The FCC in April proposed new rules for Business Data Services (BDS) as part of “an internet protocol environment” but met with wide industry disapproval this week as more than four dozen comments were filed against the plan to regulate rates.
Multichannel News reported that the FCC wants to put a price cap regulation “for cable operators’ business services, in the category now called BDS that used to be called special access.”
Critical comments spanned from industry trade groups to carriers to major towercos. Crown Castle, with more than 40,000 towers for shared wireless infrastructure, argued that “commenters who supported rate regulation ‘completely ignore or merely pay lip service to this critical investment dynamic.’” The company continued with its argument, stating that “rate regulation would be antithetical to the commission’s goal of promoting network investment by competing providers and thereby increasing competitive alternatives for BDS” and said that “rate regulation would deter investment.”
AT&T noted that rate regulation “would curb incentives to build the infrastructure necessary for future broadband-intensive 5G wireless services in these areas” which “flies directly in the face of this administration’s efforts to expand broadband access to everyone and its bold steps to speed us toward a 5G future.”
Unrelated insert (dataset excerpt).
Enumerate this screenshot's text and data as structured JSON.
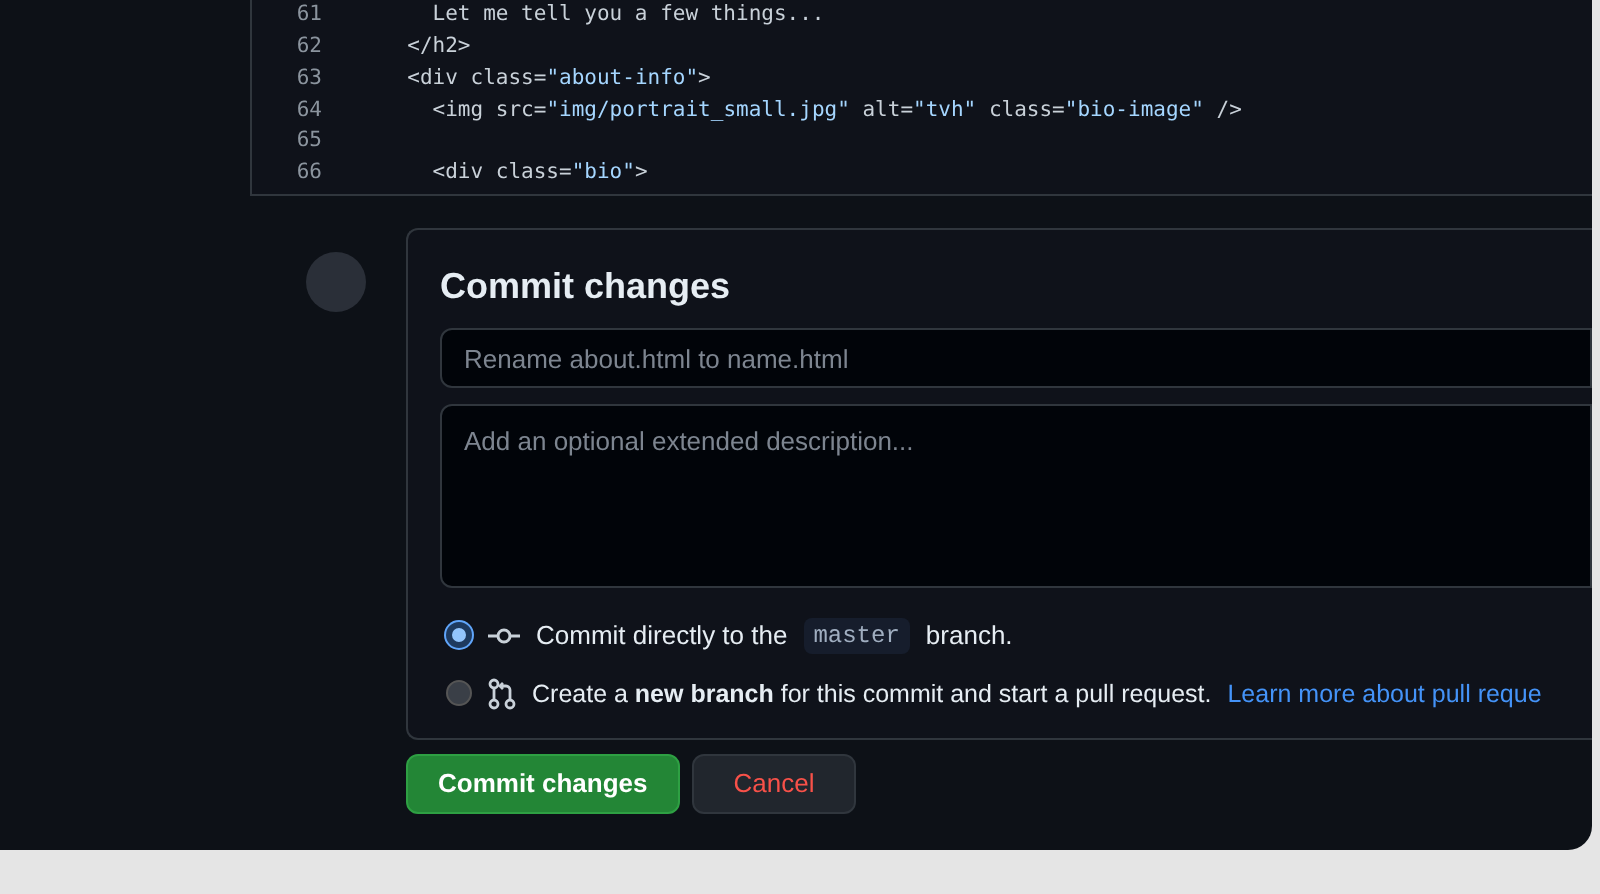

NTCA: The Rural Broadband Association recommended that “regulatory frameworks should specifically be designed … to achieve other important public policy objectives.”
According to The Gleaner, Scott Anderson, Chief Legal Officer at Midcontinent Communications, said “BDS is one of the fastest growing segments of Midco’s business … rate regulation may make a number of future BDS projects simply beyond the reach of Midco and potential customers.”